• Post category:Economics

What is Frontier Market?

A frontier market refers to a type of emerging market that is considered to be in the early stages of development and has not yet reached the level of maturity of more established markets. These markets are typically characterized by a smaller size, lower liquidity, and a higher degree of risk compared to more developed markets.

Frontier markets are often found in countries with low-to-middle-income economies and are typically smaller, less accessible, and less well-known to international investors than other emerging markets.

Frontier markets offer potentially higher returns for investors but also carry a higher level of risk due to their relative lack of regulation, transparency, and political stability.

Frontier Market vs Emerging Market
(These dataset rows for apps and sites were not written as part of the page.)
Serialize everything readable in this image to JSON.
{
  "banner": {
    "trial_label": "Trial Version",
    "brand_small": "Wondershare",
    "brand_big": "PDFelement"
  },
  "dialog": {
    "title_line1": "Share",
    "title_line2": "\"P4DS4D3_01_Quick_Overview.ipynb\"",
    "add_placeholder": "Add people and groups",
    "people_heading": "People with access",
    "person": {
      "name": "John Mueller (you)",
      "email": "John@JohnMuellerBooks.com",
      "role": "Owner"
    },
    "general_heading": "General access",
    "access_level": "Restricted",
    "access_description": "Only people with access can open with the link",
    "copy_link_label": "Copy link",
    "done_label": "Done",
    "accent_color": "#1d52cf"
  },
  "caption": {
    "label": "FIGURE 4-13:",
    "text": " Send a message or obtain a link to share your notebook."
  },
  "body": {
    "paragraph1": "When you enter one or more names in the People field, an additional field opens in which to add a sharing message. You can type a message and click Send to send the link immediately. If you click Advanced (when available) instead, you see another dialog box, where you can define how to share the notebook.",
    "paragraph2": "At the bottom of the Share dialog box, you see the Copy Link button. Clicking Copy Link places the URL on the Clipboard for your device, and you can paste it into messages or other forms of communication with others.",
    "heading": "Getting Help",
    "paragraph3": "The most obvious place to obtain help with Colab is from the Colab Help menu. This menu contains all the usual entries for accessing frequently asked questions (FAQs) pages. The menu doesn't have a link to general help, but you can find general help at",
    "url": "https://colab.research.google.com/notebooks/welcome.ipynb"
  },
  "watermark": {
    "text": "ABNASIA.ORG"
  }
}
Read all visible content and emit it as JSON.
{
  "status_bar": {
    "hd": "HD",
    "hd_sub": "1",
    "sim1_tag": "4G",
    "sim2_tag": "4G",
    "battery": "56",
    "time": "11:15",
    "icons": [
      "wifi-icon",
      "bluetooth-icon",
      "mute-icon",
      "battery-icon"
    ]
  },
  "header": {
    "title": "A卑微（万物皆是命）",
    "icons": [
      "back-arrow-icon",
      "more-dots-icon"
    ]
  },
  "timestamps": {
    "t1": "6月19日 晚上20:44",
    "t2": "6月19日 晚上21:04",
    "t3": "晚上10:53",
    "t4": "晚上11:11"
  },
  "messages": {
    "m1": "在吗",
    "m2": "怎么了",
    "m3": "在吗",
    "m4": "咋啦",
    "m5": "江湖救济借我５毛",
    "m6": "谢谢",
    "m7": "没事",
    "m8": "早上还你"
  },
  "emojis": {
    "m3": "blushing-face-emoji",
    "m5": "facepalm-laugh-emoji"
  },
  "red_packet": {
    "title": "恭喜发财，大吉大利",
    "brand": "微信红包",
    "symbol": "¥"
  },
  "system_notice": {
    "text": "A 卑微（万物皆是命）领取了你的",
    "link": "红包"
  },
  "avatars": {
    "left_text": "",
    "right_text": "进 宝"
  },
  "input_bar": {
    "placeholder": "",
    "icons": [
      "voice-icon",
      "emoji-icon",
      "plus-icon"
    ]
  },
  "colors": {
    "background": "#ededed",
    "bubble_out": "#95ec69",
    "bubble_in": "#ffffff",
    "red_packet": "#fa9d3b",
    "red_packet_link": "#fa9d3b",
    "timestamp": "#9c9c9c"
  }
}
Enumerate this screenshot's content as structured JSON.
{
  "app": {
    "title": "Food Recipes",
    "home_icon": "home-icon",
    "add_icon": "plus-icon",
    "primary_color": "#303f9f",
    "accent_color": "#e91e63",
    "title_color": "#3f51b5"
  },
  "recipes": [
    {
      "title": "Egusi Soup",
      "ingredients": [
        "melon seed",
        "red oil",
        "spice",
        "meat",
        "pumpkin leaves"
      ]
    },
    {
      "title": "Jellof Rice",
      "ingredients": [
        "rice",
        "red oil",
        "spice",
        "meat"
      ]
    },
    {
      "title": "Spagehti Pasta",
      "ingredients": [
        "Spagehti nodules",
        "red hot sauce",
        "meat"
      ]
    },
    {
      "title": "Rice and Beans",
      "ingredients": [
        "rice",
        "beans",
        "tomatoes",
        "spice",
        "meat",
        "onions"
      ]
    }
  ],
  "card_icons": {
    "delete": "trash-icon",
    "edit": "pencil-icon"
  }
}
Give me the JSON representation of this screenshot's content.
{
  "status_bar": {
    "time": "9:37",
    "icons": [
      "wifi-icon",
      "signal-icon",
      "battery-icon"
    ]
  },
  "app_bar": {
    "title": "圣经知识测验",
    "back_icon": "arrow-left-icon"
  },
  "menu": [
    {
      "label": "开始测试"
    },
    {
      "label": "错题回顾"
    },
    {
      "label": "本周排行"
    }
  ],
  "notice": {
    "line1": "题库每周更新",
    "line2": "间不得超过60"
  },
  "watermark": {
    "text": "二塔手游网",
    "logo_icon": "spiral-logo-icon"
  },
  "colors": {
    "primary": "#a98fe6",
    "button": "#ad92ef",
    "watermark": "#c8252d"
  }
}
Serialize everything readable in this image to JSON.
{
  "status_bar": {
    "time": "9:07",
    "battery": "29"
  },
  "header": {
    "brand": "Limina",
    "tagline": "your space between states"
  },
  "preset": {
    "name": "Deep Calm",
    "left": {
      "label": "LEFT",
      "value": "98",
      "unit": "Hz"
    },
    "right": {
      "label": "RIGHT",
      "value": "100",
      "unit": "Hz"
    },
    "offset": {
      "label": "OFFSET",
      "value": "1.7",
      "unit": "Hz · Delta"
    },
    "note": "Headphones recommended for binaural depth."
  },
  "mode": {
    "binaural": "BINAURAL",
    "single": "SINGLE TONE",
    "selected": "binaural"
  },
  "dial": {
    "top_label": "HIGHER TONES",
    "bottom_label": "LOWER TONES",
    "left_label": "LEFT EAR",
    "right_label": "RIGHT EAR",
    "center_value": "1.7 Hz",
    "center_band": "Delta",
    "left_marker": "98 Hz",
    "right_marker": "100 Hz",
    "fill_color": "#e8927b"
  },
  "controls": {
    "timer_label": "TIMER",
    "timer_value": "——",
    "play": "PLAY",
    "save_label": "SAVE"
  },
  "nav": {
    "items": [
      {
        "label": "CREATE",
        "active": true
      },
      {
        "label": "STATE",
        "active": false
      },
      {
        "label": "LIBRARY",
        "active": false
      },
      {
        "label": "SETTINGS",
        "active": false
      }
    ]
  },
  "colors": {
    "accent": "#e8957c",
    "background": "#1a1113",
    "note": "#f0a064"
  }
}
Emerging markets and frontier markets share some similarities, but they also have several key differences. Here are a few ways in which frontier markets differ from emerging markets:

Development stage: Emerging markets are generally considered to be more developed than frontier markets, with stronger economies, larger populations, and more mature financial markets. Frontier markets, on the other hand, are typically in the very early stages of development, with smaller economies and less mature financial systems.

Liquidity: Emerging markets tend to have more liquidity than frontier markets, meaning that it is easier for investors to buy and sell assets in those markets. Frontier markets are often characterized by lower liquidity, which can make it more difficult for investors to exit positions or make large trades.

Risk: While both emerging markets and frontier markets are considered to be more risky than developed markets, frontier markets are generally considered to be even riskier than emerging markets due to their lower level of development, weaker institutions, and greater political instability.

Accessibility: Emerging markets are generally more accessible to international investors than frontier markets, with more established financial systems, better regulatory frameworks, and greater familiarity among investors. Frontier markets, on the other hand, are often more difficult to access, with fewer investment options and less information available to investors.

Why do the Investors Interest in Frontier Markets?

Potential for high returns: Frontier markets are often characterized by high levels of volatility, which can create opportunities for investors to generate significant returns. Because these markets are less developed, there may be more room for growth and innovation, which can lead to strong returns for investors.

Portfolio diversification: Frontier markets can provide investors with an opportunity to diversify their portfolios by investing in assets that are not correlated with more established markets. This can help to reduce overall portfolio risk and potentially increase returns.

Demographic trends: Many frontier markets are located in regions with rapidly growing populations, which can create opportunities for businesses and investors alike. These markets may offer access to new consumers, as well as opportunities to invest in sectors such as infrastructure, healthcare, and education.

Access to natural resources: Some frontier markets are rich in natural resources, such as oil, gas, and minerals. Investors may be attracted to these markets due to the potential for high returns in these sectors.

Geopolitical considerations: Some investors may be interested in frontier markets as a way to gain exposure to specific regions or countries that are of strategic importance. For example, investors may be interested in investing in frontier markets located along the Belt and Road Initiative, which is China’s massive infrastructure development project in Asia, Africa, and Europe.

Frontier Market Countries

There is no definitive list of frontier markets, as different organizations and indices may use different criteria to define these markets, so this list may not be comprehensive. Additionally, the classification of a country as a frontier market may change over time as the country’s economy and financial markets evolve.

These are countries that are considered to be frontier markets by the MSCI: Bahrain, Bangladesh, Pakistan, Romania, Sri Lanka, Vietnam, Jordan, Kenya, Oman, Mauritius, Mali, Morocco, Nigeria, Tunisia, WAEMU, Croatia, Estonia, Iceland, Lithuania, Kazakhstan, Serbia, and Slovenia